Quick, name one Fortune 500 company that’s added its name to a car (not to NASCAR’s official sponsor rolls) in 2018? You’d be hard pressed to find them. There’s a shrinking number of people willing to bite in a sport whose expenses only keep climbing. That includes Visser, whose Furniture Row company once sponsored his car full-time from the mid-2000s all the way through 2015.
NASCAR’s Race Team Alliance (RTA), the ownership group in charge of capping these costs, hasn’t been able to do so fast enough. It’s notable Visser wasn’t a member, keeping some distance but smartly realizing the only road to a championship was through partnering with a superteam. That’s right — in order to stay competitive, you have to work with one of your rivals and pay them in order to level the playing field.
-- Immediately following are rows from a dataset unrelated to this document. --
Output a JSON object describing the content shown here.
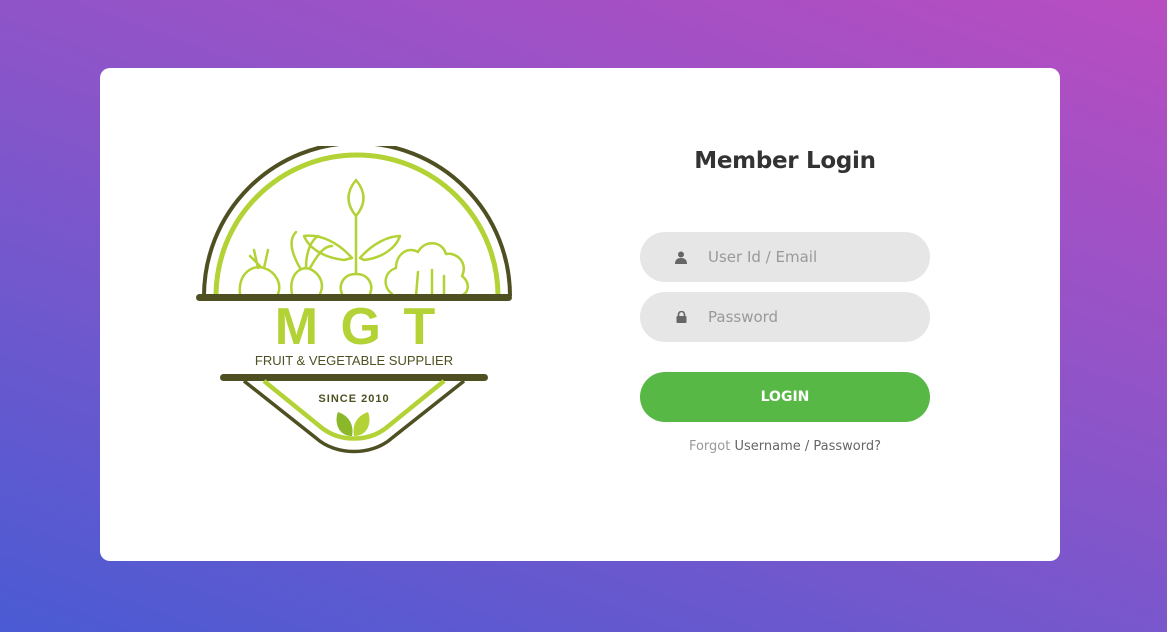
{
  "colors": {
    "bg_start": "#4a5bd3",
    "bg_end": "#b84dc1",
    "button": "#57b846",
    "logo_green": "#b3d235",
    "logo_dark": "#4f5022"
  },
  "logo": {
    "letters": "M G T",
    "tagline": "FRUIT & VEGETABLE SUPPLIER",
    "since": "SINCE 2010"
  },
  "login": {
    "title": "Member Login",
    "username_placeholder": "User Id / Email",
    "username_value": "",
    "password_placeholder": "Password",
    "password_value": "",
    "button_label": "LOGIN",
    "forgot_prefix": "Forgot",
    "forgot_link": "Username / Password?",
    "user_icon": "user-icon",
    "lock_icon": "lock-icon"
  }
}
FRR didn’t do this alone. JGR’s four-car alliance gave them a helping hand in both information, engines and chassis setup. It feels the RTA is perfect for the high-class owners with those resources to protect themselves. What does it do for the little guy trying to make it? Visser’s remained silent in his absence from the RTA other than it didn’t work for him, but you would think this situation should cause the organization to rally around a fallen owner, no? Instead, all indications are JGR raised the price of their alliance at a time FRR was looking for money. Wounded, the bigger shark ate the fish instead of ensuring its survival.
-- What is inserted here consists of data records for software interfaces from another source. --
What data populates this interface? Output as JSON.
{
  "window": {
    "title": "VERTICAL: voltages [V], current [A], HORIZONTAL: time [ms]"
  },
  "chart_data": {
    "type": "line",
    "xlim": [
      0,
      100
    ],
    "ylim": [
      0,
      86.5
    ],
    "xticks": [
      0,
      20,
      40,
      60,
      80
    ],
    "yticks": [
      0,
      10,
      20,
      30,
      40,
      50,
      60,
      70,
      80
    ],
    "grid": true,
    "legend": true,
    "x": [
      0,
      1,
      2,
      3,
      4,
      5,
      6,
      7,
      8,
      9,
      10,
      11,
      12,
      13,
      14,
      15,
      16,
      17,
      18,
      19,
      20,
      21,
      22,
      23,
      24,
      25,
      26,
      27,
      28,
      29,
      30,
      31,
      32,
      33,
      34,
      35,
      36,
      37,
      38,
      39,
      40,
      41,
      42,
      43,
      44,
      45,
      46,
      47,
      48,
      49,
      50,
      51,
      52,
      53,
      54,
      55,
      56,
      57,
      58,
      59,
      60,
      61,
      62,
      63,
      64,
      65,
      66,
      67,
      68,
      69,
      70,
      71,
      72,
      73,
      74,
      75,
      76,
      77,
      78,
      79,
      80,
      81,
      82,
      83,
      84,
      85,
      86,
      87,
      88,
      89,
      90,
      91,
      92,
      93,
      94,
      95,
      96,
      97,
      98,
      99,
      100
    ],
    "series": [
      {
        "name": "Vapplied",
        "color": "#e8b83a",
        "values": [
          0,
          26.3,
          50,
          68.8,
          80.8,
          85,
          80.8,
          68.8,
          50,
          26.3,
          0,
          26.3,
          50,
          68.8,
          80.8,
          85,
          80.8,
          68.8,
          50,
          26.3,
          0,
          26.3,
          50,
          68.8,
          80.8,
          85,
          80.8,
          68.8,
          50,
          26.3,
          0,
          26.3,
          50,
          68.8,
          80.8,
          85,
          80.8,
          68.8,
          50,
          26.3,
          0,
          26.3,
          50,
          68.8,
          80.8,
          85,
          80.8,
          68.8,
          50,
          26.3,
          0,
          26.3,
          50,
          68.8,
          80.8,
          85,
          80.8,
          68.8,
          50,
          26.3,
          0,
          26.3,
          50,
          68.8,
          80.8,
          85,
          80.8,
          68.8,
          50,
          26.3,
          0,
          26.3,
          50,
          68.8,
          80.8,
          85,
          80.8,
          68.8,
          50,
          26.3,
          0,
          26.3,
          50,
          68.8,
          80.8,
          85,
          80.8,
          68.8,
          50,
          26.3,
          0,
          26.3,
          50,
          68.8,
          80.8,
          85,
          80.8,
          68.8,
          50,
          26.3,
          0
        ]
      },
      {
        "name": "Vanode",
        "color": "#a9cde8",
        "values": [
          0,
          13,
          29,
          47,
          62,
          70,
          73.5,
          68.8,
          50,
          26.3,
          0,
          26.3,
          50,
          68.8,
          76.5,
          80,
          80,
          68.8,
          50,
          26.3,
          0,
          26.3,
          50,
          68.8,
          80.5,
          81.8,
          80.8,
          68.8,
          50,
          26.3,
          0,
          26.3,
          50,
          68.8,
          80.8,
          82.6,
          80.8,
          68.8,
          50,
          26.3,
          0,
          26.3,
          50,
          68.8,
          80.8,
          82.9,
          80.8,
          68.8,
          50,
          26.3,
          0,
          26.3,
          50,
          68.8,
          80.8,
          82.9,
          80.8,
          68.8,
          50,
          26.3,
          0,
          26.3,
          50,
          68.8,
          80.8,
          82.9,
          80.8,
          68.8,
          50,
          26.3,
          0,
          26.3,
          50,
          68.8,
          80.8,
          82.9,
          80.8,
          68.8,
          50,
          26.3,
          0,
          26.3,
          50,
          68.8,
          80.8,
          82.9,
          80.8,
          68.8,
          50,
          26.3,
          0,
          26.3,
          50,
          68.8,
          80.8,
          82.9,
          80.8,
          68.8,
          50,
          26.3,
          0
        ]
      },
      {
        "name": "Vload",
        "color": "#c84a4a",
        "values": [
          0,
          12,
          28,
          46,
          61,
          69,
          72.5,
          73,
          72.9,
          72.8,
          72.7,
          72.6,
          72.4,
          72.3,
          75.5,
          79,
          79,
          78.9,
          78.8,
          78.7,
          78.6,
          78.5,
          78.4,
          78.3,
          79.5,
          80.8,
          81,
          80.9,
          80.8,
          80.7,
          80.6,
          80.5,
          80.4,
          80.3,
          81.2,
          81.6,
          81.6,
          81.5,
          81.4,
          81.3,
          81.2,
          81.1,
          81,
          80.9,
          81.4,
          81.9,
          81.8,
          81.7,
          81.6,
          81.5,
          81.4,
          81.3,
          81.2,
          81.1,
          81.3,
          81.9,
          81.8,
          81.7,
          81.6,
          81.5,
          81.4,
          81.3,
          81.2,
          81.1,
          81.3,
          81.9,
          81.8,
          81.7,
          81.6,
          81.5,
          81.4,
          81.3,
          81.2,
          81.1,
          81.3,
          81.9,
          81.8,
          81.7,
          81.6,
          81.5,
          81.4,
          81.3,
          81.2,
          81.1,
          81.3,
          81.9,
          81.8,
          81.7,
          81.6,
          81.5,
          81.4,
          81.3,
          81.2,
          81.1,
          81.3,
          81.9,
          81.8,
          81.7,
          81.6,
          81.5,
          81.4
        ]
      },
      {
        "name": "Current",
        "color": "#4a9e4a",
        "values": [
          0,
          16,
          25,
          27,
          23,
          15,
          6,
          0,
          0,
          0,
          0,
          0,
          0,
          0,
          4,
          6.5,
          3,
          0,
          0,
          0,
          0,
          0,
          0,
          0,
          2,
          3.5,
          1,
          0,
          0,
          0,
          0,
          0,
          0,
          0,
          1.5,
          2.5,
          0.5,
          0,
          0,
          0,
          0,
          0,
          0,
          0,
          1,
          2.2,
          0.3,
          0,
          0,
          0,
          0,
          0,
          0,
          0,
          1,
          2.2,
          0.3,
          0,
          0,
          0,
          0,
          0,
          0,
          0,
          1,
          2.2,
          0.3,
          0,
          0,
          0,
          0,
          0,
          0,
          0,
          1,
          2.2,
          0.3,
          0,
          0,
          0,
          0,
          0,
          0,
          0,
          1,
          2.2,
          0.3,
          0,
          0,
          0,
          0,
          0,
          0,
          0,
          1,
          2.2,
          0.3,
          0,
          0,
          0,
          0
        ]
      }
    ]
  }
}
The 69-year-old had a heart attack last year which he admits changed his life perspective. But he’s also an incredibly smart businessman, building one of the top home furnishing companies in the country with Furniture Row. He understands financial realities and when the climate tells you it’s time to get out. And let’s not forget, this man had two NASCAR teams as recently as 2017 but shut down the second when there was no way it would remain financially viable.
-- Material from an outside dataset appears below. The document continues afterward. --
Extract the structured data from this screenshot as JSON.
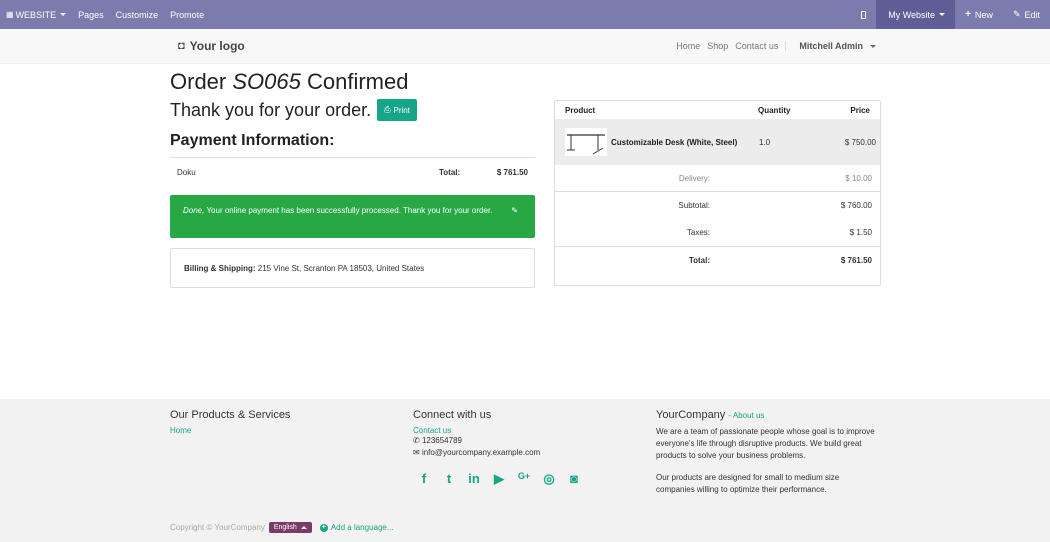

It shouldn’t be surprising he’s doing the same here.
Toyota also plays a role in supporting a program like FRR but they’re only willing to support so many cars, it seems. Their roster (pending Leavine Family Racing) could drop to only four next season as Truex will be absorbed into JGR. (Reports from multiple outlets have Daniel Suarez ousted from the No. 19 in favor of Truex and crew chief Cole Pearn). NASCAR’s two other manufacturers, Ford and Chevy, may soon consolidate if costs in terms of chassis and equipment keep rising.
Which brings us back to that doomsday scenario. NASCAR’s Roger Goodell, Brian France, currently finds himself in rehab one month removed from a DUI and drug possession arrest out in the Hamptons. Replacement Jim France has yet to hold a press conference since assuming a temporary role. This chaos surrounds persistent rumors the entire series is being put up for sale.
And yet… there’s nothing, not a peep from the guys at the top. There’s no firm understanding of the sport’s long-term direction. There’s no rerouting of additional television funds into ownership to ensure survival. There’s no plan to shore up the franchising system which, at the present time, isn’t working well. Don’t expect a lot of money for Visser’s guaranteed charter spot considering the last one, at now-bankrupt BK Racing sold for .09 percent of what the last NFL sale was worth to Front Row Motorsports.
Could you imagine an actual company out in the business world working in this way? The story sounds more like a Toys ‘R’ Us bankruptcy than what is (still) one of the largest national sports in America. There’s still time to right this ship and keep it from sinking.
But what the sport needs is a leader, willing to step up, fix the problems and find a way to put out the fire. Instead? The fire truck sits parked in a stall down in Florida somewhere. It’s just watching as the place burns and people flee.
Visser’s the latest to find his way out. Who’s next?